Converse Chuck Taylor All Star II – $69.95 (via Nordstrom)
About the author: Adam Terry is a 28-year-old Technical Trainer in the heating and manufacturing industry. He’s #menswear by day and #workwear by night. He enjoys raw selvedge denim, Scotch whisky, and working on maintaining his dad bod.
The Converse Chuck Taylor All Star II is not a direct replacement for the original. Frankly, it’s quite hard to improve on one of the most legendary sneakers of the past century. Instead, the All Star II is like a great movie sequel – it’s The Empire Strikes Back (not that Phantom Menace garbage). Converse took all of your favorite characters and gave them modern sensibilities for 2015.
Original Chuck’s vs. the All Star II.
In the looks department, the most notable change comes with the new Tencel canvas upper. The boffins in the Converse lab swapped out the thin, floppy cotton canvas upper for a thicker, sturdier canvas material. The thicker canvas certainly feels more durable, and feels like a true challenger to PF Flyers’ heavy weight canvas. For those that prefer the classic Hi Tops over the low top “Oxfords”, you may finally get some proper ankle support as well. The classic racing stripe along the outsole is gone, replaced by all-white foxing.
Also new is a soft, perforated micro suede liner and collar that does actually help your feet breathe better during longer periods of wear. If you prefer to go sockless, the squishy liner is a miracle; the All Star II is comfortable to wear all day. In comparison, it makes the classic All Star feel like a rough burlap sack with laces. In addition to the added comfort, the liner also makes the All Star IIs feel more “fitted”. They still fit true-to-Chuck size, so there’s no need to size up.
Elastic gussets keep the tongue in place.
One of the biggest complaints about the original All Star design is the tongue that likes to work its way to one side or the other throughout the day. The redesigned tongue is now padded with the same micro suede material and is held in place with two elastic gussets (also used on the slip-on originals). Problem solved.
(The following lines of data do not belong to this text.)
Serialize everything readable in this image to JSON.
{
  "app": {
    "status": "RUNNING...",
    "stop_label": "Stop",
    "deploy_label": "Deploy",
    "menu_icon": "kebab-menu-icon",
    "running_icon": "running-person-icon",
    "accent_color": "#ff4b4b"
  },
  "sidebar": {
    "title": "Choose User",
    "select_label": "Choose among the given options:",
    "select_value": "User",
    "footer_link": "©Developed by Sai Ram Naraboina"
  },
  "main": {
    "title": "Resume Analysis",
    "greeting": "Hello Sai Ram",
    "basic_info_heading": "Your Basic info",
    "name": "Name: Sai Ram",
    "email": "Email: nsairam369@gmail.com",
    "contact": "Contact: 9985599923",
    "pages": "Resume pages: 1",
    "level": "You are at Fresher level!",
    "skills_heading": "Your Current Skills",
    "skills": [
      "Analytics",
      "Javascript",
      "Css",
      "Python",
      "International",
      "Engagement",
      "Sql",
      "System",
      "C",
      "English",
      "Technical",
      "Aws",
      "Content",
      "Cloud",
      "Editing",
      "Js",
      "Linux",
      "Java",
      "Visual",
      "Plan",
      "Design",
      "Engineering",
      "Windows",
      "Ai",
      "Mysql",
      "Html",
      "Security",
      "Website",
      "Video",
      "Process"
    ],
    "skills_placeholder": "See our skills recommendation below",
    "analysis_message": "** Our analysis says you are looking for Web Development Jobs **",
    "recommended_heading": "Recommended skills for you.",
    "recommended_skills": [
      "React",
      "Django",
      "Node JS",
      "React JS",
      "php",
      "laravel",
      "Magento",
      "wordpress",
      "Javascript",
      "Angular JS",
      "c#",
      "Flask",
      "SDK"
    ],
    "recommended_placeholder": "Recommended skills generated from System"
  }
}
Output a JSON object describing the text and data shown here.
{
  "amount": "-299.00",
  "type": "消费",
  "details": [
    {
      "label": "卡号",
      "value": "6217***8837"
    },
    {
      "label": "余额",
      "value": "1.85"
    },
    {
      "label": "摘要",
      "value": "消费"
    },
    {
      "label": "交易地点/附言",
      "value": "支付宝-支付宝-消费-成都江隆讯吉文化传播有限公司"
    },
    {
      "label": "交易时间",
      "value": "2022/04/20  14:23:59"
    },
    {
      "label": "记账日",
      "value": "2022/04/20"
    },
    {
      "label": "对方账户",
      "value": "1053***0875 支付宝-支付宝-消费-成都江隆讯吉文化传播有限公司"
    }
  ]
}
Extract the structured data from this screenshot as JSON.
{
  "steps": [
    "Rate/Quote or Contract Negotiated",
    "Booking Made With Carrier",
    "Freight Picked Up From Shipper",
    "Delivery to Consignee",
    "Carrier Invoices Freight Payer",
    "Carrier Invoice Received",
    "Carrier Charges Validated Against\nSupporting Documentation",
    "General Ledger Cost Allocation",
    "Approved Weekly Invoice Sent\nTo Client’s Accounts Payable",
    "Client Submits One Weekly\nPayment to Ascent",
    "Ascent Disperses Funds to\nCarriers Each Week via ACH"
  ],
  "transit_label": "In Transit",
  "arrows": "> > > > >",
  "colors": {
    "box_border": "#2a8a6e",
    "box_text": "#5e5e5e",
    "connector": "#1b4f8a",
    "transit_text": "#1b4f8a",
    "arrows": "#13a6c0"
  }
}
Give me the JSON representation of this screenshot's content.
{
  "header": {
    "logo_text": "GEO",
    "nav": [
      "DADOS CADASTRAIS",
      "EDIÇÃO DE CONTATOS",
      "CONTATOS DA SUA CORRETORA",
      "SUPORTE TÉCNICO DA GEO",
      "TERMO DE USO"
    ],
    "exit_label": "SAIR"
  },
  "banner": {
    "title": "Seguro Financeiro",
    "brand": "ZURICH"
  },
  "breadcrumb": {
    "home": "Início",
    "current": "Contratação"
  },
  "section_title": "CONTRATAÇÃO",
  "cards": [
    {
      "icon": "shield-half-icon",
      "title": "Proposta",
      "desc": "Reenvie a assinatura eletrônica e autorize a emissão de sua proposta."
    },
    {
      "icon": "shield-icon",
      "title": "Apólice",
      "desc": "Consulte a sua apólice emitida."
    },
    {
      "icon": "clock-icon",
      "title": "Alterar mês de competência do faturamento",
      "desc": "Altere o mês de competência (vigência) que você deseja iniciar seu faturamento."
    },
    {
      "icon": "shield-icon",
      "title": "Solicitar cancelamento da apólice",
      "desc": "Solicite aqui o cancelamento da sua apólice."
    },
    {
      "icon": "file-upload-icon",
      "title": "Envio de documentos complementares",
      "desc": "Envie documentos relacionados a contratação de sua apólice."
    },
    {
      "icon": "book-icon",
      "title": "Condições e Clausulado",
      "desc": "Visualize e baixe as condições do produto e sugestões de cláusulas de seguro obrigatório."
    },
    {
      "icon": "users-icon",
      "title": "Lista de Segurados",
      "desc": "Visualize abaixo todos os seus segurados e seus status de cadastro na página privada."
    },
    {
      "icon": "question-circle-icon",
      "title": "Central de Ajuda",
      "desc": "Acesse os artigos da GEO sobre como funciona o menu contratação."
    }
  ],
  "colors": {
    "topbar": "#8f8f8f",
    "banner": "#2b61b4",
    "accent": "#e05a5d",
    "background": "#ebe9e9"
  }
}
Courtesy of parent company Nike, the All Star IIs have an all-new, removable Lunarlon sock liner. If you’re familiar with any of Nike’s current athletic shoes or Cole Haan’s “Lunargrand” series of Oxfords, you’ve probably heard the name before. The Lunarlon sock liner adds full-foot cushioning and arch support, something high-arched Converse fans have been screaming for. Converse tried to address these issues previously with additions of the Jack Purcell Signature and All Star ‘70s models, both of which have improved cushioning, but the Lunarlon insole is the best of the bunch. By distributing the force of impact more evenly, the Lunarlon foam helps reduce painful pressure points on the feet.
All rubber soles = no more fuzz.
A small, but noticed change, is a new all-rubber sole. Gone is the fabric and rubber sole used to classify the original All Stars as slippers (thus avoiding high-import tariffs… yes really). The new all-rubber sole should give more life to the soles, allowing you to trek safely all the way to Dagobah.
TL;DR – If you like the original Converse All Stars but wish they were more comfortable or more durable, give the All Star IIs a try. If you prefer the flat-soled, floppy canvas version, stick with the originals. It’s a win-win.